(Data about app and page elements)
_____
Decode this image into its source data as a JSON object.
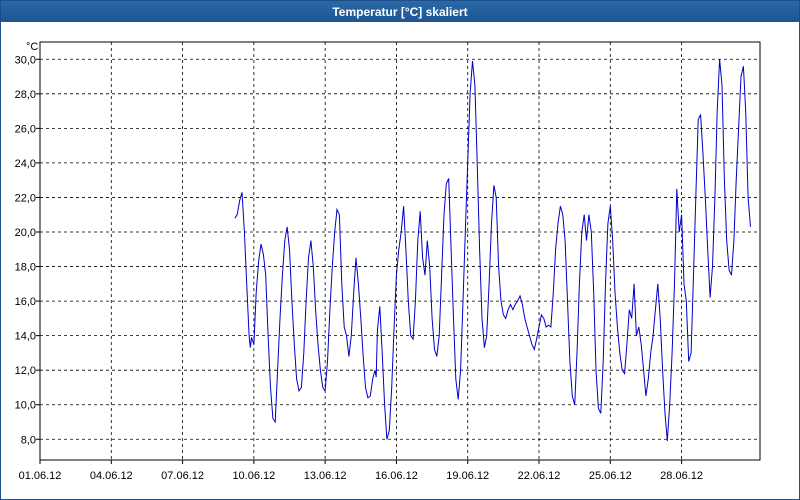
{
  "window": {
    "title": "Temperatur [°C] skaliert"
  },
  "colors": {
    "titlebar": "#1d5592",
    "line": "#0000c8",
    "grid": "#000000"
  },
  "chart_data": {
    "type": "line",
    "title": "Temperatur [°C] skaliert",
    "ylabel": "°C",
    "xlabel": "",
    "grid": true,
    "legend": "none",
    "x_tick_labels": [
      "01.06.12",
      "04.06.12",
      "07.06.12",
      "10.06.12",
      "13.06.12",
      "16.06.12",
      "19.06.12",
      "22.06.12",
      "25.06.12",
      "28.06.12"
    ],
    "y_tick_labels": [
      "8,0",
      "10,0",
      "12,0",
      "14,0",
      "16,0",
      "18,0",
      "20,0",
      "22,0",
      "24,0",
      "26,0",
      "28,0",
      "30,0"
    ],
    "xlim": [
      0,
      30.3
    ],
    "ylim": [
      6.8,
      31.0
    ],
    "series": [
      {
        "color": "#0000c8",
        "points": [
          [
            8.2,
            20.8
          ],
          [
            8.3,
            21.0
          ],
          [
            8.4,
            21.8
          ],
          [
            8.5,
            22.3
          ],
          [
            8.6,
            20.0
          ],
          [
            8.7,
            17.0
          ],
          [
            8.8,
            14.0
          ],
          [
            8.85,
            13.3
          ],
          [
            8.9,
            13.9
          ],
          [
            9.0,
            13.5
          ],
          [
            9.1,
            16.5
          ],
          [
            9.2,
            18.3
          ],
          [
            9.3,
            19.3
          ],
          [
            9.4,
            18.7
          ],
          [
            9.5,
            17.5
          ],
          [
            9.6,
            14.0
          ],
          [
            9.7,
            11.0
          ],
          [
            9.8,
            9.2
          ],
          [
            9.9,
            9.0
          ],
          [
            10.0,
            12.0
          ],
          [
            10.1,
            15.0
          ],
          [
            10.2,
            17.5
          ],
          [
            10.3,
            19.5
          ],
          [
            10.4,
            20.3
          ],
          [
            10.5,
            19.0
          ],
          [
            10.6,
            16.0
          ],
          [
            10.7,
            13.5
          ],
          [
            10.8,
            11.5
          ],
          [
            10.9,
            10.8
          ],
          [
            11.0,
            11.0
          ],
          [
            11.1,
            13.0
          ],
          [
            11.2,
            16.0
          ],
          [
            11.3,
            18.5
          ],
          [
            11.4,
            19.5
          ],
          [
            11.5,
            18.0
          ],
          [
            11.6,
            15.5
          ],
          [
            11.7,
            13.5
          ],
          [
            11.8,
            12.0
          ],
          [
            11.9,
            11.0
          ],
          [
            12.0,
            10.8
          ],
          [
            12.1,
            12.5
          ],
          [
            12.2,
            15.5
          ],
          [
            12.3,
            18.0
          ],
          [
            12.4,
            20.0
          ],
          [
            12.5,
            21.3
          ],
          [
            12.6,
            21.0
          ],
          [
            12.7,
            17.0
          ],
          [
            12.8,
            14.5
          ],
          [
            12.9,
            14.0
          ],
          [
            13.0,
            12.8
          ],
          [
            13.1,
            14.0
          ],
          [
            13.2,
            16.5
          ],
          [
            13.3,
            18.5
          ],
          [
            13.4,
            17.0
          ],
          [
            13.5,
            15.0
          ],
          [
            13.6,
            12.8
          ],
          [
            13.7,
            11.0
          ],
          [
            13.8,
            10.4
          ],
          [
            13.9,
            10.5
          ],
          [
            14.0,
            11.5
          ],
          [
            14.1,
            12.0
          ],
          [
            14.15,
            11.6
          ],
          [
            14.2,
            14.3
          ],
          [
            14.3,
            15.7
          ],
          [
            14.4,
            13.0
          ],
          [
            14.5,
            10.0
          ],
          [
            14.6,
            8.0
          ],
          [
            14.7,
            8.5
          ],
          [
            14.8,
            11.0
          ],
          [
            14.9,
            14.5
          ],
          [
            15.0,
            17.5
          ],
          [
            15.1,
            19.0
          ],
          [
            15.2,
            20.0
          ],
          [
            15.3,
            21.5
          ],
          [
            15.4,
            19.0
          ],
          [
            15.5,
            16.0
          ],
          [
            15.6,
            14.0
          ],
          [
            15.7,
            13.8
          ],
          [
            15.8,
            16.0
          ],
          [
            15.9,
            19.5
          ],
          [
            16.0,
            21.2
          ],
          [
            16.1,
            18.5
          ],
          [
            16.2,
            17.5
          ],
          [
            16.3,
            19.5
          ],
          [
            16.4,
            18.0
          ],
          [
            16.5,
            15.0
          ],
          [
            16.6,
            13.2
          ],
          [
            16.7,
            12.8
          ],
          [
            16.8,
            14.0
          ],
          [
            16.9,
            17.5
          ],
          [
            17.0,
            21.0
          ],
          [
            17.1,
            22.8
          ],
          [
            17.2,
            23.1
          ],
          [
            17.3,
            19.0
          ],
          [
            17.4,
            15.0
          ],
          [
            17.5,
            11.5
          ],
          [
            17.6,
            10.3
          ],
          [
            17.7,
            12.0
          ],
          [
            17.8,
            16.0
          ],
          [
            17.9,
            20.0
          ],
          [
            18.0,
            24.0
          ],
          [
            18.1,
            28.0
          ],
          [
            18.2,
            29.9
          ],
          [
            18.3,
            28.5
          ],
          [
            18.4,
            24.0
          ],
          [
            18.5,
            19.0
          ],
          [
            18.6,
            15.0
          ],
          [
            18.7,
            13.3
          ],
          [
            18.8,
            14.0
          ],
          [
            18.9,
            17.0
          ],
          [
            19.0,
            20.5
          ],
          [
            19.1,
            22.7
          ],
          [
            19.2,
            22.0
          ],
          [
            19.3,
            18.0
          ],
          [
            19.4,
            16.0
          ],
          [
            19.5,
            15.2
          ],
          [
            19.6,
            15.0
          ],
          [
            19.7,
            15.5
          ],
          [
            19.8,
            15.8
          ],
          [
            19.9,
            15.5
          ],
          [
            20.0,
            15.8
          ],
          [
            20.1,
            16.0
          ],
          [
            20.2,
            16.3
          ],
          [
            20.3,
            15.8
          ],
          [
            20.4,
            15.0
          ],
          [
            20.5,
            14.5
          ],
          [
            20.6,
            14.0
          ],
          [
            20.7,
            13.5
          ],
          [
            20.8,
            13.2
          ],
          [
            20.9,
            13.8
          ],
          [
            21.0,
            14.5
          ],
          [
            21.1,
            15.2
          ],
          [
            21.2,
            15.0
          ],
          [
            21.3,
            14.5
          ],
          [
            21.4,
            14.6
          ],
          [
            21.5,
            14.5
          ],
          [
            21.6,
            16.5
          ],
          [
            21.7,
            19.0
          ],
          [
            21.8,
            20.5
          ],
          [
            21.9,
            21.5
          ],
          [
            22.0,
            21.0
          ],
          [
            22.1,
            19.5
          ],
          [
            22.2,
            16.0
          ],
          [
            22.3,
            12.5
          ],
          [
            22.4,
            10.5
          ],
          [
            22.5,
            10.0
          ],
          [
            22.6,
            13.0
          ],
          [
            22.7,
            17.0
          ],
          [
            22.8,
            20.0
          ],
          [
            22.9,
            21.0
          ],
          [
            23.0,
            19.5
          ],
          [
            23.1,
            21.0
          ],
          [
            23.2,
            20.0
          ],
          [
            23.3,
            16.5
          ],
          [
            23.4,
            12.0
          ],
          [
            23.5,
            9.8
          ],
          [
            23.6,
            9.5
          ],
          [
            23.7,
            12.5
          ],
          [
            23.8,
            17.0
          ],
          [
            23.9,
            20.5
          ],
          [
            24.0,
            21.5
          ],
          [
            24.1,
            19.5
          ],
          [
            24.2,
            16.5
          ],
          [
            24.3,
            14.5
          ],
          [
            24.4,
            13.0
          ],
          [
            24.5,
            12.0
          ],
          [
            24.6,
            11.8
          ],
          [
            24.7,
            13.5
          ],
          [
            24.8,
            15.5
          ],
          [
            24.9,
            15.0
          ],
          [
            25.0,
            17.0
          ],
          [
            25.1,
            14.0
          ],
          [
            25.2,
            14.5
          ],
          [
            25.3,
            13.5
          ],
          [
            25.4,
            12.0
          ],
          [
            25.5,
            10.5
          ],
          [
            25.6,
            11.5
          ],
          [
            25.7,
            13.0
          ],
          [
            25.8,
            14.0
          ],
          [
            25.9,
            15.5
          ],
          [
            26.0,
            17.0
          ],
          [
            26.1,
            15.0
          ],
          [
            26.2,
            12.0
          ],
          [
            26.3,
            9.5
          ],
          [
            26.4,
            7.9
          ],
          [
            26.5,
            10.0
          ],
          [
            26.6,
            13.0
          ],
          [
            26.7,
            17.0
          ],
          [
            26.8,
            22.5
          ],
          [
            26.9,
            20.0
          ],
          [
            27.0,
            21.0
          ],
          [
            27.1,
            17.0
          ],
          [
            27.2,
            16.0
          ],
          [
            27.3,
            12.5
          ],
          [
            27.4,
            13.0
          ],
          [
            27.5,
            17.5
          ],
          [
            27.6,
            22.0
          ],
          [
            27.7,
            26.5
          ],
          [
            27.8,
            26.8
          ],
          [
            27.9,
            24.5
          ],
          [
            28.0,
            22.0
          ],
          [
            28.1,
            19.0
          ],
          [
            28.2,
            16.2
          ],
          [
            28.3,
            18.0
          ],
          [
            28.4,
            22.0
          ],
          [
            28.5,
            27.0
          ],
          [
            28.6,
            30.0
          ],
          [
            28.7,
            28.5
          ],
          [
            28.8,
            23.0
          ],
          [
            28.9,
            19.5
          ],
          [
            29.0,
            17.8
          ],
          [
            29.1,
            17.5
          ],
          [
            29.2,
            19.5
          ],
          [
            29.3,
            23.0
          ],
          [
            29.4,
            26.0
          ],
          [
            29.5,
            29.0
          ],
          [
            29.6,
            29.6
          ],
          [
            29.7,
            27.0
          ],
          [
            29.8,
            22.0
          ],
          [
            29.9,
            20.3
          ]
        ]
      }
    ]
  }
}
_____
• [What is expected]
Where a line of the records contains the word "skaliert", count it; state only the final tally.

• [Final answer]
2